Description of the task — The output should be all entries, each matching the original exactly.

Stored data:
# # # # # # #

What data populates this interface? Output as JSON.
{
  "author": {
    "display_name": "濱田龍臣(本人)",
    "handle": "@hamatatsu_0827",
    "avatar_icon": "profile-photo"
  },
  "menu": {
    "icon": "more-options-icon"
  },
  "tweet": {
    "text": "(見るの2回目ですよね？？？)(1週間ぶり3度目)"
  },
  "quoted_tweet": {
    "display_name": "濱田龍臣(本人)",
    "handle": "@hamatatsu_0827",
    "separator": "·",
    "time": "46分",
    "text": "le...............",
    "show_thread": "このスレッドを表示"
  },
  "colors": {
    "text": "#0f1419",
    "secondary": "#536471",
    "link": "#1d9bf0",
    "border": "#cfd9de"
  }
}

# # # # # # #

Reply —
What data populates this interface? Output as JSON.
{
  "author": {
    "display_name": "濱田龍臣(本人)",
    "handle": "@hamatatsu_0827",
    "avatar_icon": "profile-photo"
  },
  "menu": {
    "icon": "more-options-icon"
  },
  "tweet": {
    "text": "(見るの2回目ですよね？？？)(1週間ぶり3度目)"
  },
  "quoted_tweet": {
    "display_name": "濱田龍臣(本人)",
    "handle": "@hamatatsu_0827",
    "separator": "·",
    "time": "46分",
    "text": "le...............",
    "show_thread": "このスレッドを表示"
  },
  "colors": {
    "text": "#0f1419",
    "secondary": "#536471",
    "link": "#1d9bf0",
    "border": "#cfd9de"
  }
}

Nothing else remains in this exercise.